> [DESCRIPTION OF THE TASK]: Your answer should be every line of the entries that has the string "name" in it.

> [DATA SUPPLIED]:

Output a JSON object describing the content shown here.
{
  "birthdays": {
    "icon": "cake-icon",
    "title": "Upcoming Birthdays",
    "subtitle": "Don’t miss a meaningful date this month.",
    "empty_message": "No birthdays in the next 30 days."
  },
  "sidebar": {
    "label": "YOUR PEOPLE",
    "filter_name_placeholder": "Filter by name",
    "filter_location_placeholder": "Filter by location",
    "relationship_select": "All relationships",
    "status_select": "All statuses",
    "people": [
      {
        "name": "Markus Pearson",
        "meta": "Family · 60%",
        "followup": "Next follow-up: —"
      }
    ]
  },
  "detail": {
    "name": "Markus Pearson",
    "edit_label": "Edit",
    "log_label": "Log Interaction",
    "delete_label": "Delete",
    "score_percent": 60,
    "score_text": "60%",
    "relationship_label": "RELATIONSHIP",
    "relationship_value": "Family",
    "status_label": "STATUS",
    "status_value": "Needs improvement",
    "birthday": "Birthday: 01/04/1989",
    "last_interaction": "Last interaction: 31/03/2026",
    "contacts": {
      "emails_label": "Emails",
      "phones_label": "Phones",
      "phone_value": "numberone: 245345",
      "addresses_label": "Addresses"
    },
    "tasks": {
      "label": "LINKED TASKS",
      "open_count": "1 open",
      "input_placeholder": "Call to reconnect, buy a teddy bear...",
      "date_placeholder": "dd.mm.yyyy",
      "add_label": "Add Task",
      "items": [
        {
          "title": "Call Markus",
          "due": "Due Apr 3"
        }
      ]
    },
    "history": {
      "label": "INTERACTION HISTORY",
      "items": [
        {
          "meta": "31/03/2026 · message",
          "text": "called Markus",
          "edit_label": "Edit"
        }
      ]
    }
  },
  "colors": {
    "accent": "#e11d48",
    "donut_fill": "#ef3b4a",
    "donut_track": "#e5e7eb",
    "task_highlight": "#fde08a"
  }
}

> [SOLUTION TO THIS TASK]:
    "filter_name_placeholder": "Filter by name",
        "name": "Markus Pearson",
    "name": "Markus Pearson",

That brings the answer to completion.